> [Try it] From the entries below, copy out all lines holding "this".

> [Task inputs]
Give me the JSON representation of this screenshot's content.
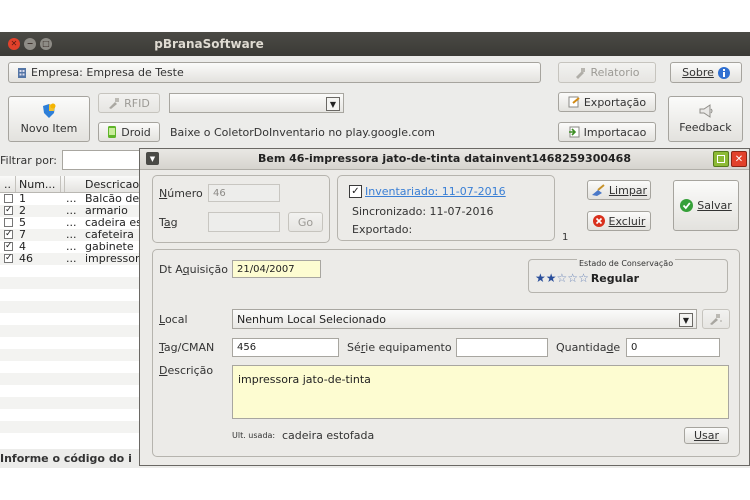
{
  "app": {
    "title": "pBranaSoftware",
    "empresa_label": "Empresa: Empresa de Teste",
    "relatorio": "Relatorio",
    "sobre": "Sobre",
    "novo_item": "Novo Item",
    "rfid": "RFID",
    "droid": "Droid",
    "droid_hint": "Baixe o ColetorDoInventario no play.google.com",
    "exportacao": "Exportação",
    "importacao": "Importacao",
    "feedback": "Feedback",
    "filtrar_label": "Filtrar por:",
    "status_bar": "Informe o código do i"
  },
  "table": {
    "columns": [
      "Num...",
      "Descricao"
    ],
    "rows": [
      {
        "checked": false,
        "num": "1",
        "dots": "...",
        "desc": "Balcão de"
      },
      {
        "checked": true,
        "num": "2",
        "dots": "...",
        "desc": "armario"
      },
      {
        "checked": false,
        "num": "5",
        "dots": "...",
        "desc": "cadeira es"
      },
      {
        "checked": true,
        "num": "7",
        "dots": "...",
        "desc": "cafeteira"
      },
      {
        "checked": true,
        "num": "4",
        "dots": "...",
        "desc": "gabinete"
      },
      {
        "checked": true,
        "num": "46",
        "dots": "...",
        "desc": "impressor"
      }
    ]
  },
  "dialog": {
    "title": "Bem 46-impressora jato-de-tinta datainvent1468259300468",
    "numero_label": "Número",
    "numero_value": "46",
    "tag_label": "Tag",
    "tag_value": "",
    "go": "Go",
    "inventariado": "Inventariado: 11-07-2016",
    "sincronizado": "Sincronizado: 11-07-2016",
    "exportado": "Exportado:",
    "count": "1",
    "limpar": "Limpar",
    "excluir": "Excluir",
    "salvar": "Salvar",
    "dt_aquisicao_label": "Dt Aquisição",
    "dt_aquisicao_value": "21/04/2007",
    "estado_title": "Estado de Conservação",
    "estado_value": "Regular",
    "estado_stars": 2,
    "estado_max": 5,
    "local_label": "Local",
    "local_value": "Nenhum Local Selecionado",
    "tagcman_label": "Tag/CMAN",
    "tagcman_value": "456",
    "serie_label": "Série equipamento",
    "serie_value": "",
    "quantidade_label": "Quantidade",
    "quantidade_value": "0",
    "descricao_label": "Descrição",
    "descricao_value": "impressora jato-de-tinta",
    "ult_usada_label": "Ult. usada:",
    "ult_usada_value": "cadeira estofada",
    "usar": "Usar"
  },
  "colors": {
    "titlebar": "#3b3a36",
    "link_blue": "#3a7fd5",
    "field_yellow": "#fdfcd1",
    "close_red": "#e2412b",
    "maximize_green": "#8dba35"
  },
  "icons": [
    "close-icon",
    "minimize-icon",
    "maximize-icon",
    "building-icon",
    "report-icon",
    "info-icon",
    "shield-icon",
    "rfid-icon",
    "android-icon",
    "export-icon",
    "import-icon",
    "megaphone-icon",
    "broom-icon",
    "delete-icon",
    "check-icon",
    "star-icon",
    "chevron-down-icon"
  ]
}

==

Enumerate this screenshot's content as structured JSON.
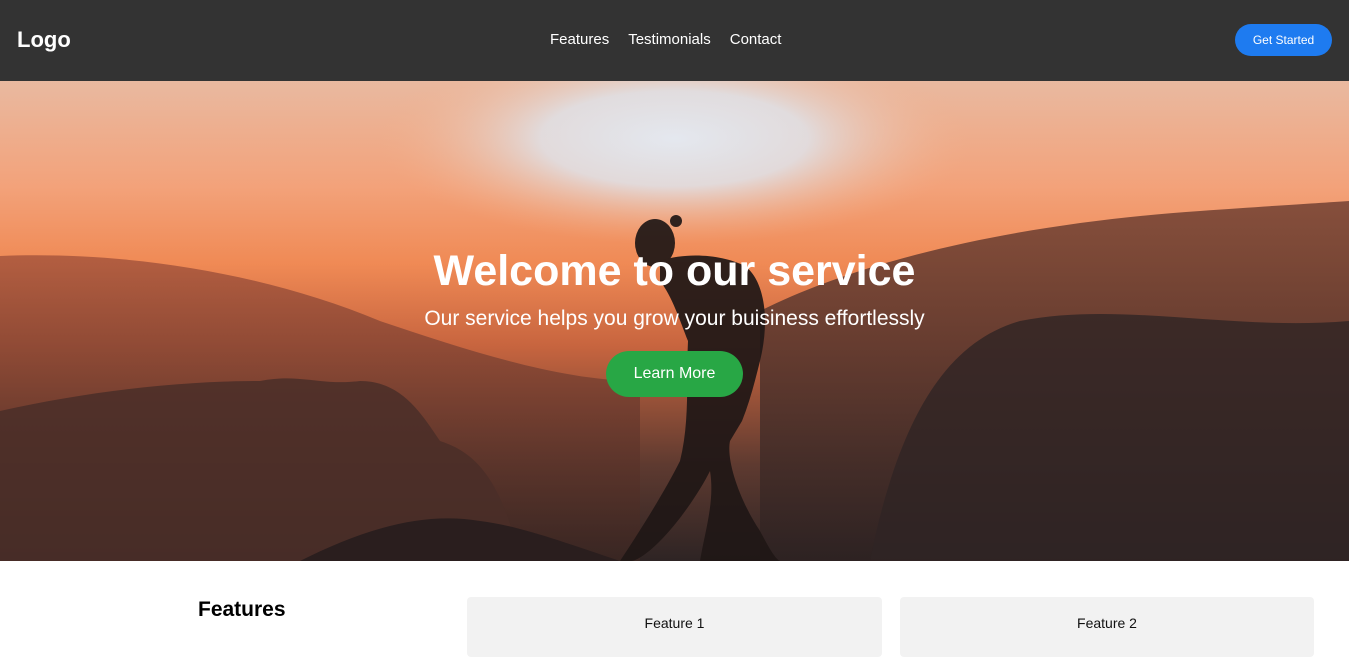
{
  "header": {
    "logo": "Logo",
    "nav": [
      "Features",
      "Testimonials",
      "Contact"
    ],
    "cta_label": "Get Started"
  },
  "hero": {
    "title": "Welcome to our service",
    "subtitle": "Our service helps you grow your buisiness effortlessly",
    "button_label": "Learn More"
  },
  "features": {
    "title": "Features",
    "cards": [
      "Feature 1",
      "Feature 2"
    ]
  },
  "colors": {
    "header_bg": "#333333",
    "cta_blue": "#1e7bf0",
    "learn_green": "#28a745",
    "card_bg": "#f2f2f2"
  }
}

> [Result of the task]
Give me the JSON representation of this screenshot's content.
Enumerate this screenshot's content as structured JSON.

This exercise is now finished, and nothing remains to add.